* [Brief] The answer is the set of lines that include "title", copied from the data below.

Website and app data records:
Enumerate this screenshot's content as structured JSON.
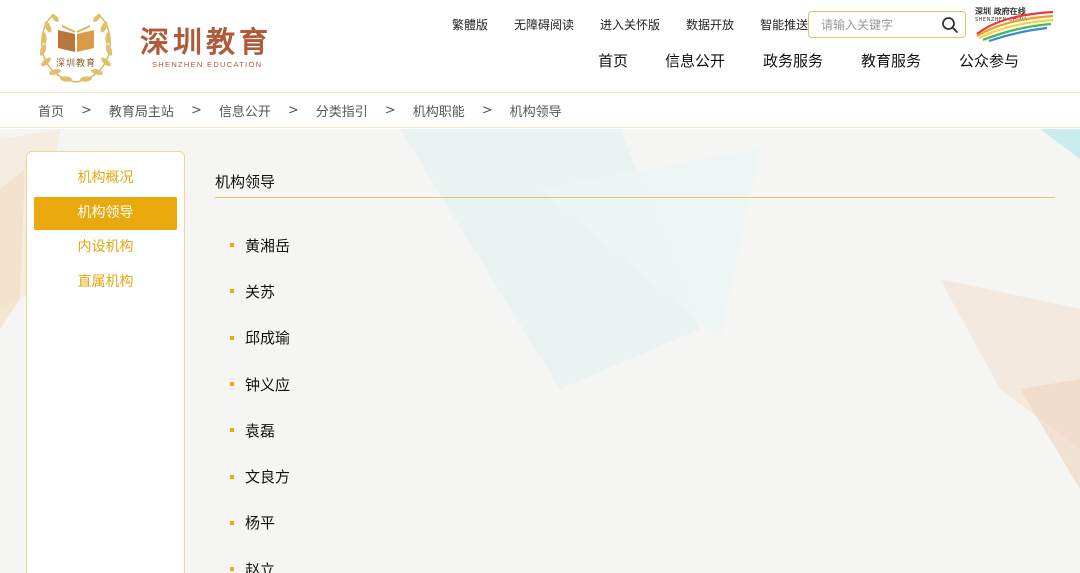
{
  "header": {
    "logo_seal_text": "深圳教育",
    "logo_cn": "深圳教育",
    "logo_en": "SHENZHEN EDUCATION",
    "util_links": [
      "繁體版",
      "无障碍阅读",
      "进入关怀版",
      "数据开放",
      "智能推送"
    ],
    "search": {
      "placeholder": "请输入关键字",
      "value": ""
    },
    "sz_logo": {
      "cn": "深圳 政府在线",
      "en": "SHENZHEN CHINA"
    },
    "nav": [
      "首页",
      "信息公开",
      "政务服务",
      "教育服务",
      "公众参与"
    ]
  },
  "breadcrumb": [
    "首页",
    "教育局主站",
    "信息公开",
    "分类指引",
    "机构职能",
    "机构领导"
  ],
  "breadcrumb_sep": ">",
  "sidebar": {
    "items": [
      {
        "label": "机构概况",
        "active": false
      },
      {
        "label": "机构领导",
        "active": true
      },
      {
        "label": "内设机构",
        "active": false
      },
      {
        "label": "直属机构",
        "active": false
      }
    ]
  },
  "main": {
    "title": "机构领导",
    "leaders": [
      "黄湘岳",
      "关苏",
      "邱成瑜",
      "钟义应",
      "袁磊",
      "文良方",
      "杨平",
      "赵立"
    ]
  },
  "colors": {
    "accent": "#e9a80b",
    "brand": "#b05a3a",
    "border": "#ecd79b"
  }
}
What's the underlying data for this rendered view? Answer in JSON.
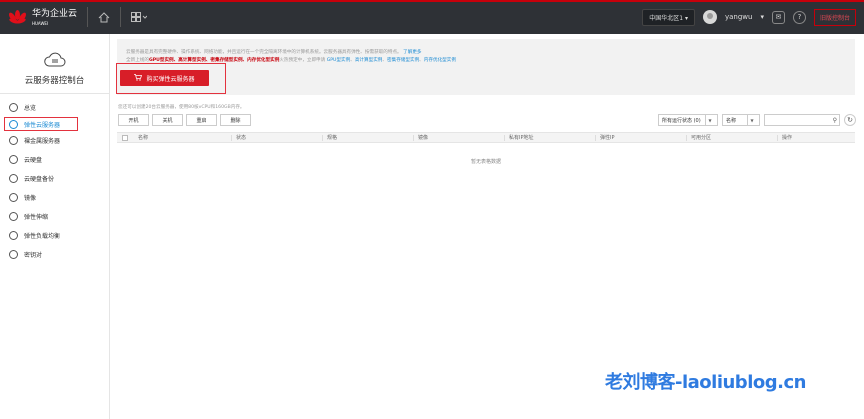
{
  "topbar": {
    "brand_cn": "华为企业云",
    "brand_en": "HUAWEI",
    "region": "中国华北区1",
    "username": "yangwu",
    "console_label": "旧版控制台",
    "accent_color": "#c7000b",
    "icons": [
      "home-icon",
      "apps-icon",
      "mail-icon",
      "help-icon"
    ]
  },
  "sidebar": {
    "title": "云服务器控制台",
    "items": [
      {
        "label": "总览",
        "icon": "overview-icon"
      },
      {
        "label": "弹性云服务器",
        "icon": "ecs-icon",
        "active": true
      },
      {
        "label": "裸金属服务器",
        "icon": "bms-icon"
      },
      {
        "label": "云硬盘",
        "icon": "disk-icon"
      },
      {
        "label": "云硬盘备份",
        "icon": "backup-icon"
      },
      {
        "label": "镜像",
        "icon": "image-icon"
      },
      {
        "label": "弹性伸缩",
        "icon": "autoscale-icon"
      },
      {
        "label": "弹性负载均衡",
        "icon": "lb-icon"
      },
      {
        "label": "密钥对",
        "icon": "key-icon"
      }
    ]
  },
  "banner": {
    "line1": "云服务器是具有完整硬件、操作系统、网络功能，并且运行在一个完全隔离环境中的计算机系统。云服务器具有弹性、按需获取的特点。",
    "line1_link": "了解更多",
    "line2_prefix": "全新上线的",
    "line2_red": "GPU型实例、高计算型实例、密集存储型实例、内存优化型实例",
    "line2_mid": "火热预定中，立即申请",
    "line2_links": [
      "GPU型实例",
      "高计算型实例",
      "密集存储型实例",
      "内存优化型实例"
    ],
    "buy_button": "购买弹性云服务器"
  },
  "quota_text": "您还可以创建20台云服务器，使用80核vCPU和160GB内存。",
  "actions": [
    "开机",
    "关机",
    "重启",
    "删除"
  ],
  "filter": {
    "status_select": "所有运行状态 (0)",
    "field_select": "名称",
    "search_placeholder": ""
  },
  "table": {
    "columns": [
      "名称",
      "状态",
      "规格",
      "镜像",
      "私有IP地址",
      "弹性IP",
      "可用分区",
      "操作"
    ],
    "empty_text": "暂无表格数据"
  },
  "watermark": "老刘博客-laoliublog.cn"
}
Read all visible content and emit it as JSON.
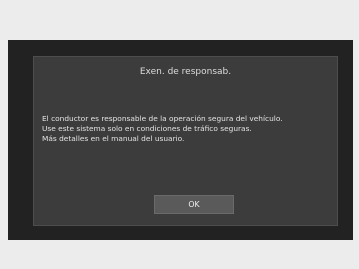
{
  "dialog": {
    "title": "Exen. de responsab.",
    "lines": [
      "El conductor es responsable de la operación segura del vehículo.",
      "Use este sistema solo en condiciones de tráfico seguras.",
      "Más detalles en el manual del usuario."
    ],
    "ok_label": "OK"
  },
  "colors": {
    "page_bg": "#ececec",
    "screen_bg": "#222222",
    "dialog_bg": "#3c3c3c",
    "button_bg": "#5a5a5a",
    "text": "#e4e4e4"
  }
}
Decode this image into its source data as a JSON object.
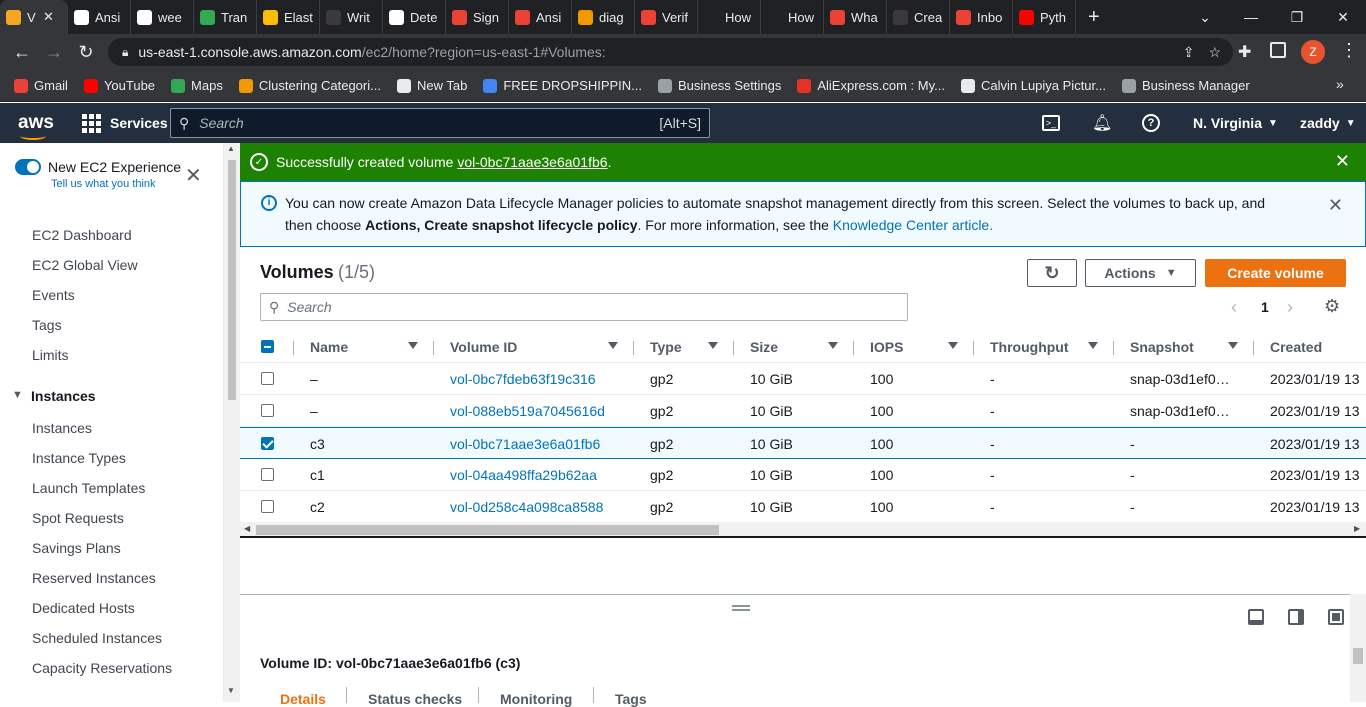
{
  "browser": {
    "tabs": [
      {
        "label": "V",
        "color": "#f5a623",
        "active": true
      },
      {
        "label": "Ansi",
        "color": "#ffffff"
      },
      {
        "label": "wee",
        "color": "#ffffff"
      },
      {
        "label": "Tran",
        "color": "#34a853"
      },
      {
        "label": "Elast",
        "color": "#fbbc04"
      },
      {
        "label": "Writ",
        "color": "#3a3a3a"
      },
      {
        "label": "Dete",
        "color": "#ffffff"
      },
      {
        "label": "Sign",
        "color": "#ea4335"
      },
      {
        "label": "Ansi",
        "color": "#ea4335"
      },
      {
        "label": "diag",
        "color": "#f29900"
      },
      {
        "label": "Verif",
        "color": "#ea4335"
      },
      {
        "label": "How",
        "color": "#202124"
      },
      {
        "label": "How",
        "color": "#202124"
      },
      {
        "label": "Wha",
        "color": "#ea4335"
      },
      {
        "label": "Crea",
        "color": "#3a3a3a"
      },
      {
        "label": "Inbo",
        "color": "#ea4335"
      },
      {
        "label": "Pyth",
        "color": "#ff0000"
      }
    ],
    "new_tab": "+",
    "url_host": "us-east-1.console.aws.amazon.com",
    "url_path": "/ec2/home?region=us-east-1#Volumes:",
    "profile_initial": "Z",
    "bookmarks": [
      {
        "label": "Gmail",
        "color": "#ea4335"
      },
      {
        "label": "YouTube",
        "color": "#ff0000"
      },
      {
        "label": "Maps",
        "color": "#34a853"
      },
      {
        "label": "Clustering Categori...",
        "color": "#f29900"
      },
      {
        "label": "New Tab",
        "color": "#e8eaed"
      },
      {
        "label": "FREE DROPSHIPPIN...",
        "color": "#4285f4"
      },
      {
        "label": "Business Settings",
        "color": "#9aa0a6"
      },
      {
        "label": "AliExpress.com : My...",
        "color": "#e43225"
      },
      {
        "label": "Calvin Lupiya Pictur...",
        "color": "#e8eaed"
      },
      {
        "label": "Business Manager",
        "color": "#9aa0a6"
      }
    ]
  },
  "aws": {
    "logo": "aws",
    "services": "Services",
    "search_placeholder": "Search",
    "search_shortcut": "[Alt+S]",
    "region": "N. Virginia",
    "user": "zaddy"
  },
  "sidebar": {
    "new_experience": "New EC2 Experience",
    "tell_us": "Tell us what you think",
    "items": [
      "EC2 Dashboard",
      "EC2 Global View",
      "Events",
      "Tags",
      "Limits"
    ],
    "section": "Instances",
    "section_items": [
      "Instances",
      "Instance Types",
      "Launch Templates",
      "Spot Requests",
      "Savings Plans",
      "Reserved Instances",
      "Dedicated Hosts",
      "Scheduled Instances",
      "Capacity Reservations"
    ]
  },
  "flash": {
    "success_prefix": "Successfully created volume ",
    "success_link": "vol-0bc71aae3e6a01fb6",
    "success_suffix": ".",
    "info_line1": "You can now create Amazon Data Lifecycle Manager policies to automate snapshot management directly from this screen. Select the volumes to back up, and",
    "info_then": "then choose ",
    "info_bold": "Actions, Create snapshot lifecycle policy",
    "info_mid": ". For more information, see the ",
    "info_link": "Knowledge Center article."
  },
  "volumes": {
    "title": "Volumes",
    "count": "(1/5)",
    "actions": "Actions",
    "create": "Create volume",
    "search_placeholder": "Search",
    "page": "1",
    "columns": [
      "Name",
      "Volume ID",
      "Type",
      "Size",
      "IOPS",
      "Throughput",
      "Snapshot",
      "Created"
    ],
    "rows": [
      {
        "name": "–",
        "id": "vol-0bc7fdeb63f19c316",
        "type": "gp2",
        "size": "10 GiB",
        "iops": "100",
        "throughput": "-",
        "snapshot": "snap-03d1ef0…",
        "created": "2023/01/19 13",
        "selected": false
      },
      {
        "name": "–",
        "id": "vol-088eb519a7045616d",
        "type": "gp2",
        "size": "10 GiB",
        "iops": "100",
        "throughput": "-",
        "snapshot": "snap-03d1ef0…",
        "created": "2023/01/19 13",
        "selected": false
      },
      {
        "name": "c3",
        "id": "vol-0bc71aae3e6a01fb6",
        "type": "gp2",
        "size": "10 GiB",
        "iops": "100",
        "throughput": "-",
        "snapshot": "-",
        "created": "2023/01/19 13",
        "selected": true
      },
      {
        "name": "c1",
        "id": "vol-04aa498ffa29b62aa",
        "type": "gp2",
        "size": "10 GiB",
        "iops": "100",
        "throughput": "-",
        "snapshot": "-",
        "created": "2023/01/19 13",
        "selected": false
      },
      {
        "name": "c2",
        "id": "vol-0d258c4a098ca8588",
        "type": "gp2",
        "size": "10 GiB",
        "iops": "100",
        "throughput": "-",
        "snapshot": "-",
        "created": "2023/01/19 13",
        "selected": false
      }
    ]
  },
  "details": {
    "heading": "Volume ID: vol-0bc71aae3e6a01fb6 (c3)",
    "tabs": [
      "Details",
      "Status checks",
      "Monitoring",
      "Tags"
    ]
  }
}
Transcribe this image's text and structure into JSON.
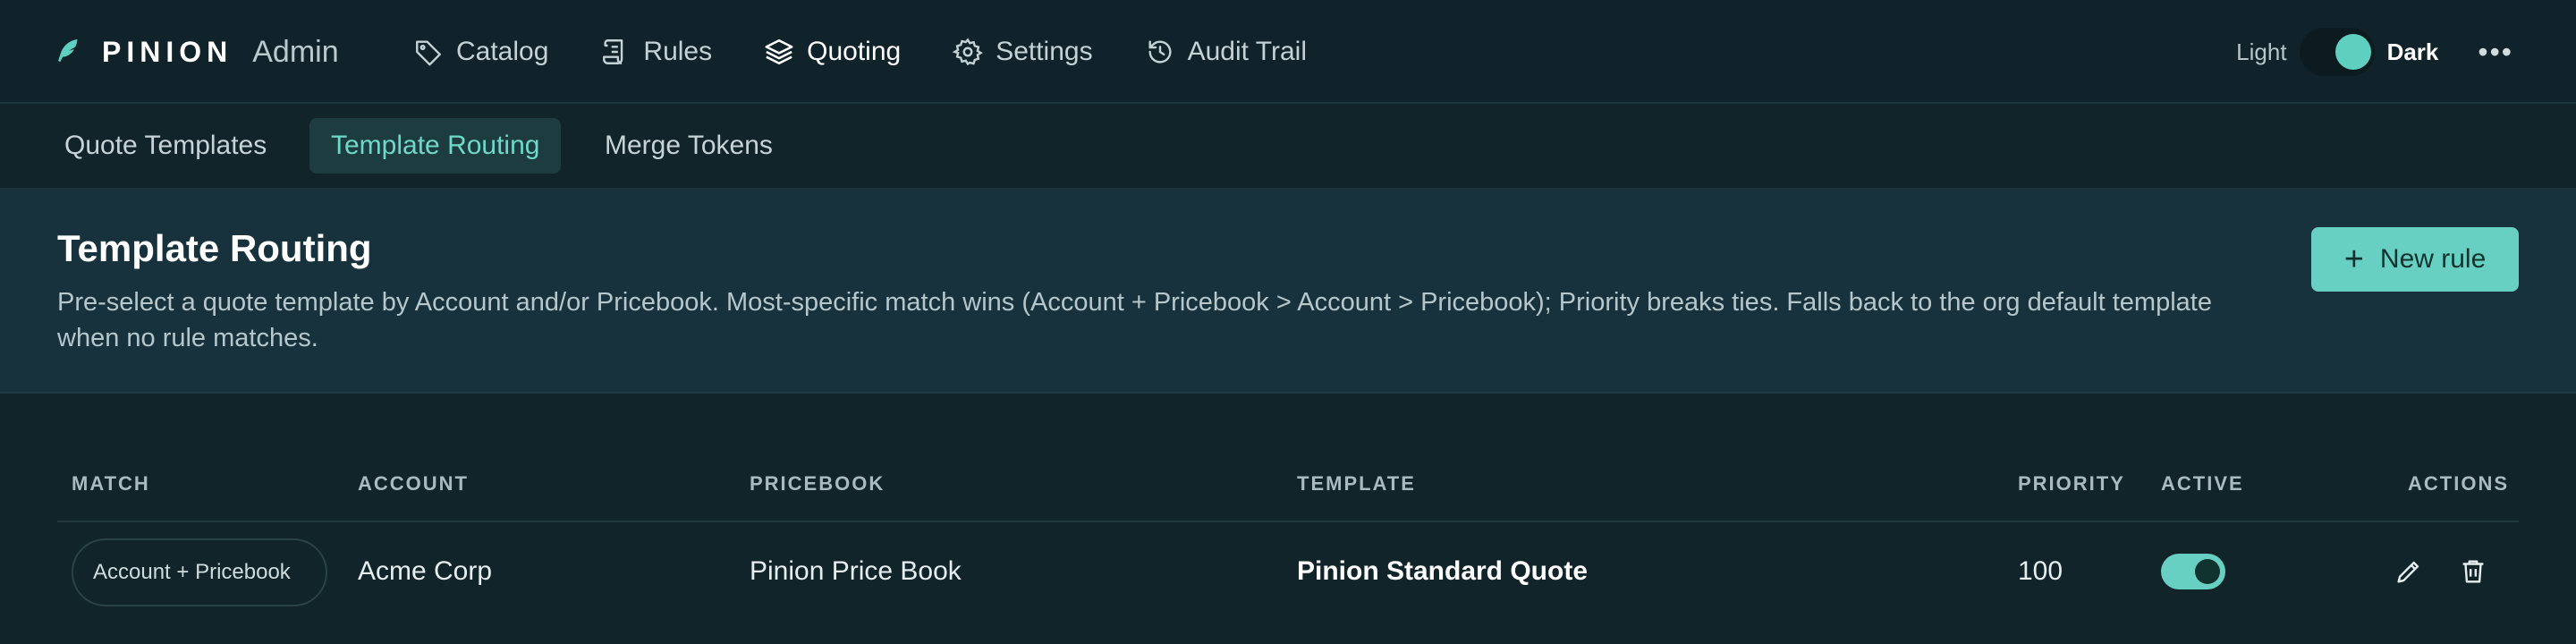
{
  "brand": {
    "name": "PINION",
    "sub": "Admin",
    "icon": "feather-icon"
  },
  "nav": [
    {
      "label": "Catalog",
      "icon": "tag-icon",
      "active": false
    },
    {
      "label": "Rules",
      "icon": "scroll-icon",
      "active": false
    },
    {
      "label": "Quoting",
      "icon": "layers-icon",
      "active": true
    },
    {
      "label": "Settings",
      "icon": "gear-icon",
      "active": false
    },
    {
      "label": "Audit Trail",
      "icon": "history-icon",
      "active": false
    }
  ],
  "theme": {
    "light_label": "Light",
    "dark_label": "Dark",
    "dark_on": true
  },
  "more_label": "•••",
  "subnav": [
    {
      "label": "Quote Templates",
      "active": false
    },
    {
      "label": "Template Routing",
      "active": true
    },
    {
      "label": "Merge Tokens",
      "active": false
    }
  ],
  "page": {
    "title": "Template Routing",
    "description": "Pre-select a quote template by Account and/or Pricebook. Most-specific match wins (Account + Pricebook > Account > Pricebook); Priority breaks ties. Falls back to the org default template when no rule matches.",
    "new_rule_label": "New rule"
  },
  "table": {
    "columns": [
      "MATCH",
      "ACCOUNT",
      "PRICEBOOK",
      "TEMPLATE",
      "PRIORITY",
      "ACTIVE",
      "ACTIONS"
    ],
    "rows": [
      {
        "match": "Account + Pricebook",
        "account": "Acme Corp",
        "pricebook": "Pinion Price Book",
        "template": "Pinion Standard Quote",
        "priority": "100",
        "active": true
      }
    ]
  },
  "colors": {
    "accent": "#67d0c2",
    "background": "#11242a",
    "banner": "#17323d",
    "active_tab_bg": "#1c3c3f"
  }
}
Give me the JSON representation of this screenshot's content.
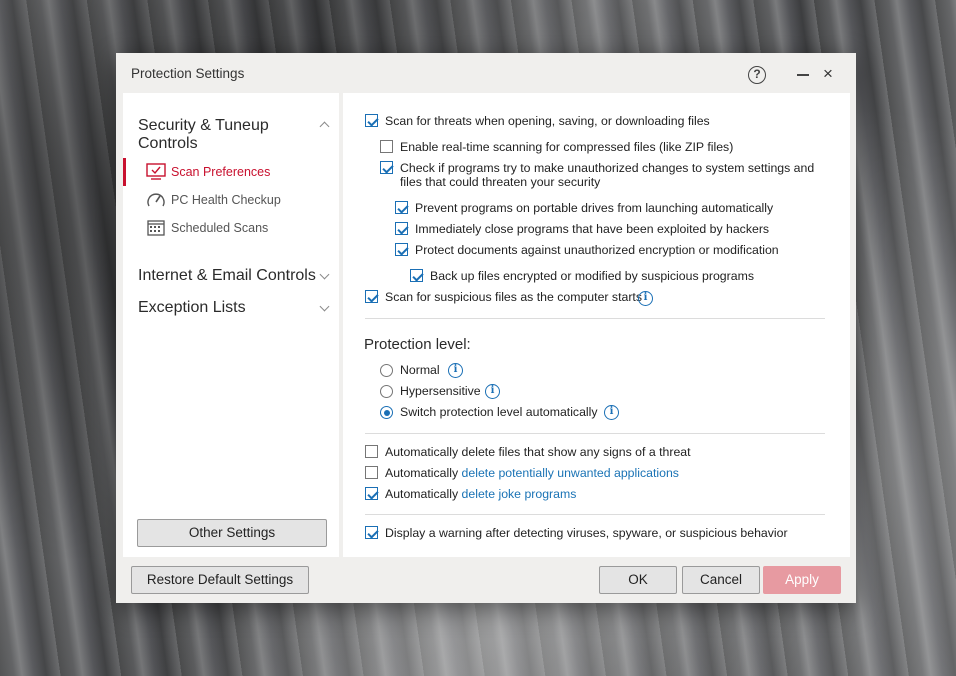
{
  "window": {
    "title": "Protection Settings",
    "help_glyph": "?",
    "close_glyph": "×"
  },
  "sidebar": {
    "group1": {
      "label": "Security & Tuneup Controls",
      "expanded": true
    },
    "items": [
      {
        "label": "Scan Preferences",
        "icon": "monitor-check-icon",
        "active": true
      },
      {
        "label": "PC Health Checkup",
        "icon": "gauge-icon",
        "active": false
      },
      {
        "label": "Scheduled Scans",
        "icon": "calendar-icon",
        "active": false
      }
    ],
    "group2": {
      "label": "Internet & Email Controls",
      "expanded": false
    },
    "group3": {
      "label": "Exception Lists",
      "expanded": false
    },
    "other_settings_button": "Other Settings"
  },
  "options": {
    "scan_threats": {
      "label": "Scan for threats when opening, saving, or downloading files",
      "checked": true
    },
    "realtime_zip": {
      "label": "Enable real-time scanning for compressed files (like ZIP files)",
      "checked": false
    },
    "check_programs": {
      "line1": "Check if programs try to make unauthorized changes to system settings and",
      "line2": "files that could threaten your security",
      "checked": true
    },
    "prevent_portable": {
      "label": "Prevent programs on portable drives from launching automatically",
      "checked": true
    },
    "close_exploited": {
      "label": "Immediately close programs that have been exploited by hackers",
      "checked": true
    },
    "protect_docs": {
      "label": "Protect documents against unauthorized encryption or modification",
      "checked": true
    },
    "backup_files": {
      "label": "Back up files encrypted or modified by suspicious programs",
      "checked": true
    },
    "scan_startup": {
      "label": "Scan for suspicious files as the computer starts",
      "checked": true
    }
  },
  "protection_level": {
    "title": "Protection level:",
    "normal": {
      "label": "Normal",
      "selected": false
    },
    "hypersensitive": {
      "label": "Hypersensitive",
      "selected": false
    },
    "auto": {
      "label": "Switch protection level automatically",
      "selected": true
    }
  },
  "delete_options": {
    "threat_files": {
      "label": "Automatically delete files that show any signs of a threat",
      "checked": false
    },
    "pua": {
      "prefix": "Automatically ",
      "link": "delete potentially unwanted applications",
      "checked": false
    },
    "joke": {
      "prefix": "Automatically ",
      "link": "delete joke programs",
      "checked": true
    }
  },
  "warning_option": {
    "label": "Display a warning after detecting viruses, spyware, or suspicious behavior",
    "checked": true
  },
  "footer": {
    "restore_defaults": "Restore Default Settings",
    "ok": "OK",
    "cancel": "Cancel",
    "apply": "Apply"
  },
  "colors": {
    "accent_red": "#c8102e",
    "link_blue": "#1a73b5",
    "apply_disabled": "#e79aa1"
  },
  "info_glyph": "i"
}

* [Reply to the task]
    "title": "机构领导",
    "title": "云服务器控制台",
    "title": "Exen. de responsab.",
    "title": "Volumes",
    "title": "Template Routing",
    "title": "Protection Settings",
    "title": "Protection level:",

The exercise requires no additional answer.